From sustainable clothing and jewellery brands to sustainable beauty products and sustainable restaurants, most things have a sustainable iteration these days – even activewear. To that end, here are the sustainable activewear brands that are as beneficial to the planet as exercise is to your body. Now all that’s left to do is ascertain which fitness tribe you belong to.
If you like your sustainable activewear to be accompanied by the thrill of the new, we recommend Megosa: it launched only last week. We don’t just appreciate the natural dyes they use for being environmentally–friendly, though. These are garments in colours – from mint to pink and lavender – that are almost too pretty for sweating in. We therefore suggest sticking to low impact exercise when wearing them, which may well stretch to no exercise at all.
Given the fact that Ernest Leoty work with specialist sportswear manufacturers that have created kits for the British olympic cycling team and costumes for the Opéra national de Paris, it’s safe to describe their activewear as ‘reliable’. But how is it sustainable? “Sustainability is at the centre of Ernest Leoty,” says its founder, Marion Rabate. “We use recycled yarns and fabrics like Econyl® and Q-Nova®, or natural fabrics like Tencel™,” she continues. “Most importantly, because of their quality, our pieces are timeless pieces, designed to last." Well, there you have it.

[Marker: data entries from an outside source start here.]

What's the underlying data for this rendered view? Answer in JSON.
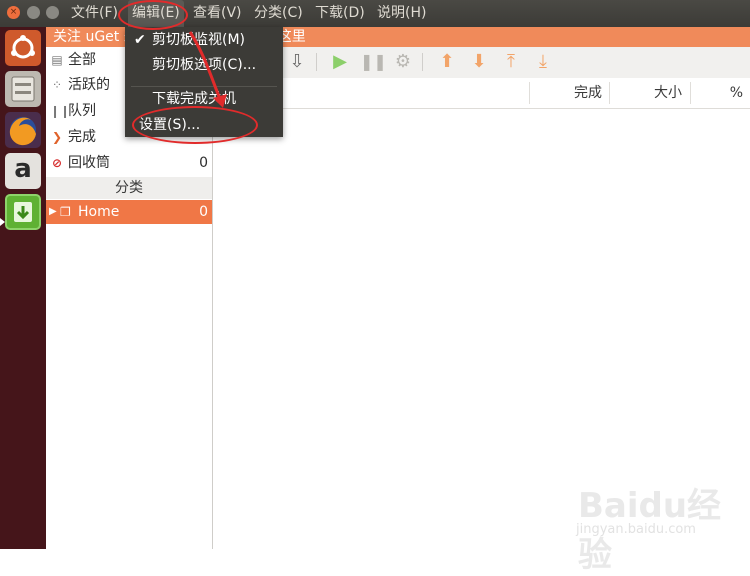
{
  "menubar": {
    "items": [
      {
        "label": "文件(F)"
      },
      {
        "label": "编辑(E)"
      },
      {
        "label": "查看(V)"
      },
      {
        "label": "分类(C)"
      },
      {
        "label": "下载(D)"
      },
      {
        "label": "说明(H)"
      }
    ],
    "close_glyph": "×"
  },
  "banner": {
    "text": "关注 uGet 未来发展的募捐，请点击这里"
  },
  "sidebar": {
    "states": [
      {
        "label": "全部",
        "count": ""
      },
      {
        "label": "活跃的",
        "count": ""
      },
      {
        "label": "队列",
        "count": ""
      },
      {
        "label": "完成",
        "count": ""
      },
      {
        "label": "回收筒",
        "count": "0"
      }
    ],
    "section_title": "分类",
    "categories": [
      {
        "label": "Home",
        "count": "0"
      }
    ]
  },
  "list": {
    "columns": [
      {
        "label": "完成"
      },
      {
        "label": "大小"
      },
      {
        "label": "%"
      }
    ]
  },
  "dropdown": {
    "items": [
      {
        "label": "剪切板监视(M)",
        "checked": true
      },
      {
        "label": "剪切板选项(C)..."
      },
      {
        "label": "下载完成关机"
      },
      {
        "label": "设置(S)..."
      }
    ],
    "check_glyph": "✔"
  },
  "launcher": {
    "amazon_glyph": "a"
  },
  "watermark": {
    "logo": "Baidu经验",
    "url": "jingyan.baidu.com"
  },
  "colors": {
    "accent": "#f07746",
    "annotation": "#e12b2b",
    "menubar": "#3c3b37"
  }
}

Sustainability is so important to Stella McCartney that their website features a sustainability timeline dating back to 2001, the year of the brand’s launch. It’s unsurprising, then, that their lasting collaboration with Adidas should also be sustainable. In 2019, Adidas by Stella McCartney launched – the first ever, might we add – garments made from Evrnu's NuCycle™ (a technology that enables discarded clothing to be made into entirely new products) yarn and KOBA® faux fur (an innovative faux fur made from vegetal ingredients). And you can’t fault it aesthetically, either.
Reformation launched their first activewear collection only recently. As with the rest of what they offer, it’s designed for ‘looking cute and being sustainable whatever you’re doing’ and comes in two fabrications: EcoMove and EcoStretch, with the former designed for things like HIIT and the latter for gentler forms of exercise. Both are made from REPREVE which uses post-consumer recycled plastic bottles in its construction (and comes with Global Recycling Standard certification).
Australian activewear brand Horizon Athletic’s love for the ocean even extends to the fabrics they use. Econyl®, for instance, is made from discarded fishing nets and other post-consumer waste. This would be excellent in itself, but the brand improves it further by weaving it with LYCRA® XTRA LIFE™ to make it five times more durable when exposed to chlorine, salt water, UV radiation and SPF than other comparable fabrics. Ultimately, this is a brand about maximum usage and minimum impact.
We’d be nothing without the kindness and transparency of our girlfriends – or Girlfriend Collective, for that matter. Aside from the many accolades of sustainability the brand boasts, what we really love about it is the activewear itself. Its minimalism means that the pieces can effortlessly blend into many summer outfits, which we suppose is a win for economy as well as exercise.
We celebrated Scultura for being a sustainable activewear brand back in 2020 and little has changed since then. They’re especially appealing if you want brightly coloured clothes to exercise in, though.
While talk of astrology and chakras admittedly isn’t for everyone, there are some people on this earth who embrace it wholeheartedly. So wholeheartedly, in fact, that they’d probably sport sustainable activewear inspired by both topics, which is exactly what PAMA London specialises in. It’s an excellent brand for yoga clothes regardless of this, however.
For completely justified reasons, sustainable activewear isn’t always the most affordable activewear on the market. TALA, however, exists to challenge this by offering sustainable activewear that is accessible both in terms of price point and size inclusivity. And, like Girlfriend Collective, it’s aesthetic is delightfully plain.
‘Nimble’ is exactly what we aspire to be, so we have no shame in donning a sustainable activewear brand named as such in a bid to become it. However, there’s more to Nimble than nimbleness – a lot more, actually. From pieces designed to hold your phone to sports bras that simply zip closed, there’s something for everyone (and each piece saves plastic bottles from ending up in the ocean of landfill).